TO DO: All lines in the entries below that hold "code" make up the answer.

EXERCISE INPUTS:
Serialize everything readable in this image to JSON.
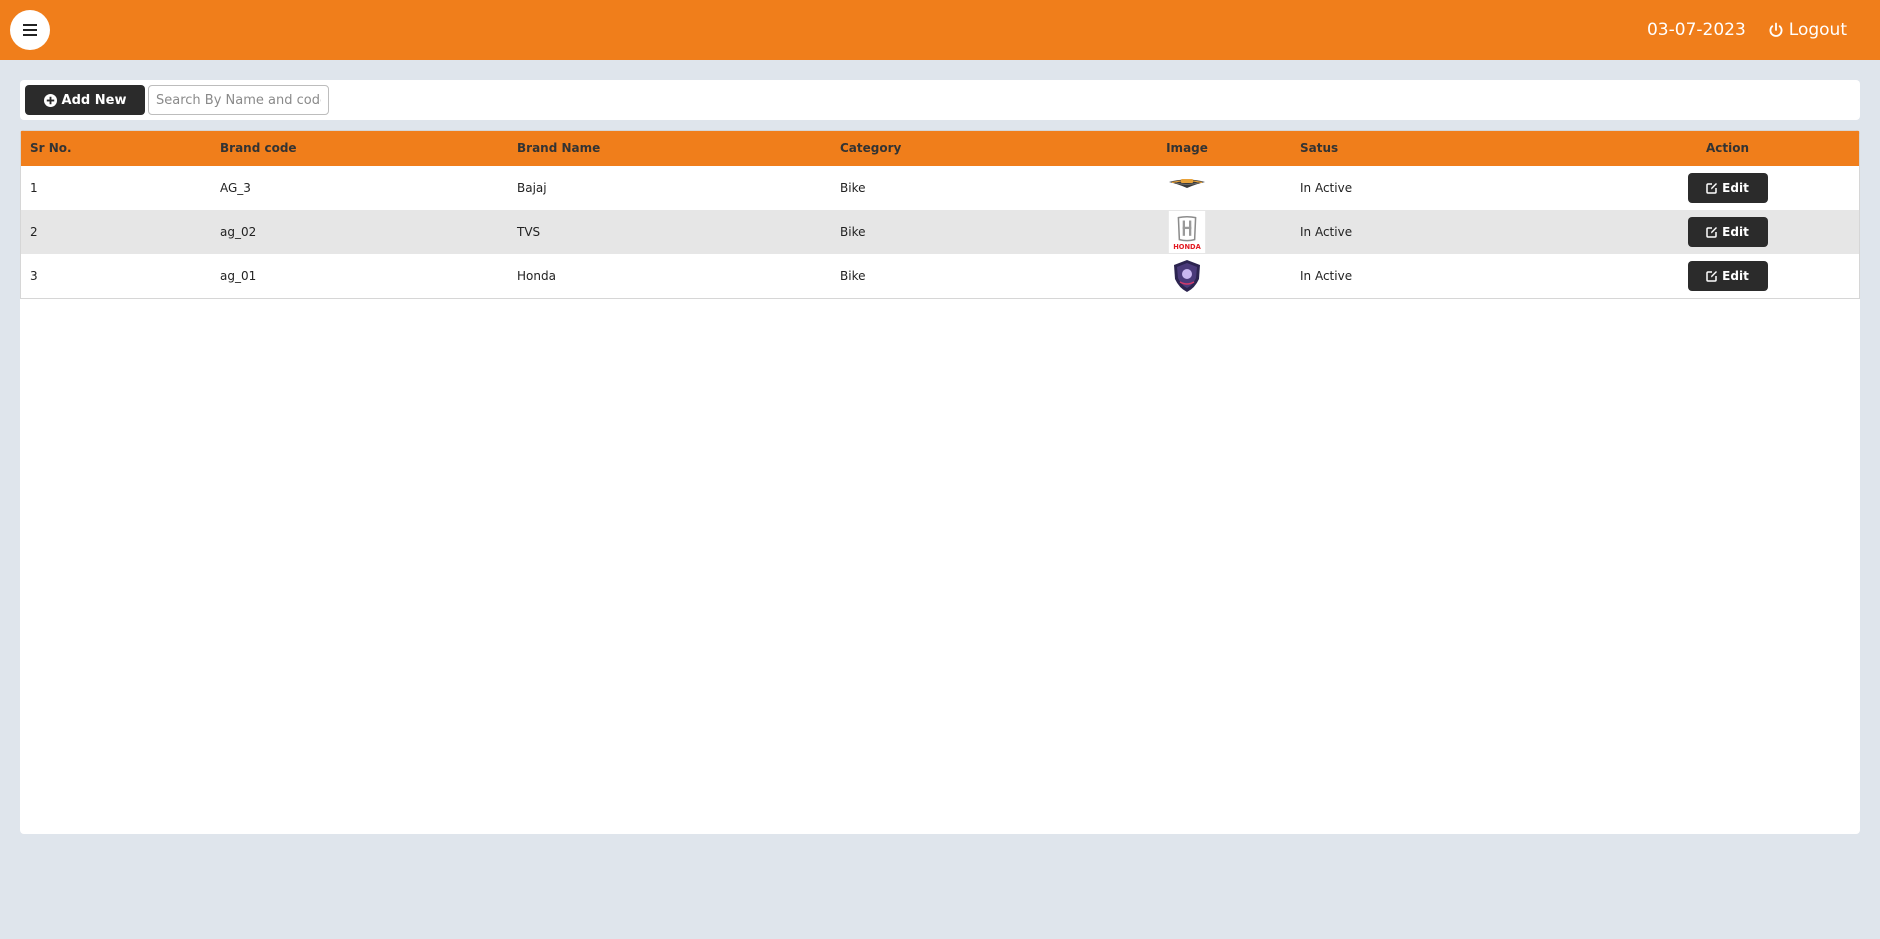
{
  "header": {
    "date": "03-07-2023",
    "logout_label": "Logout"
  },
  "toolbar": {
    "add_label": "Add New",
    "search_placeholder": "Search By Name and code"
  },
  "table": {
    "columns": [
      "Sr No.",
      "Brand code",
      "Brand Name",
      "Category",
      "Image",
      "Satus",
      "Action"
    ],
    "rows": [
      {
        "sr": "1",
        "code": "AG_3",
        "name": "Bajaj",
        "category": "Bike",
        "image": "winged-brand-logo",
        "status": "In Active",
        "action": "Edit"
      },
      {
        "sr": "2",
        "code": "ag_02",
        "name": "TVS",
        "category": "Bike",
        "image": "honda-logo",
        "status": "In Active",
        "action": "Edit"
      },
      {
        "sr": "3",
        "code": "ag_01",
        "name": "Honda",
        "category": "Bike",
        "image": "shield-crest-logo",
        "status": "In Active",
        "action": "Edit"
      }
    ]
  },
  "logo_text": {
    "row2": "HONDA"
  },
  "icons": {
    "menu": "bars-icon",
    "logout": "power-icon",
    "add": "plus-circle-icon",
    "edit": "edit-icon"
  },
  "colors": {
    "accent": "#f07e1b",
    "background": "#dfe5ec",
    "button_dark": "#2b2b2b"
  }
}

TASK OUTPUT:
    "search_placeholder": "Search By Name and code"
      "Brand code",
        "code": "AG_3",
        "code": "ag_02",
        "code": "ag_01",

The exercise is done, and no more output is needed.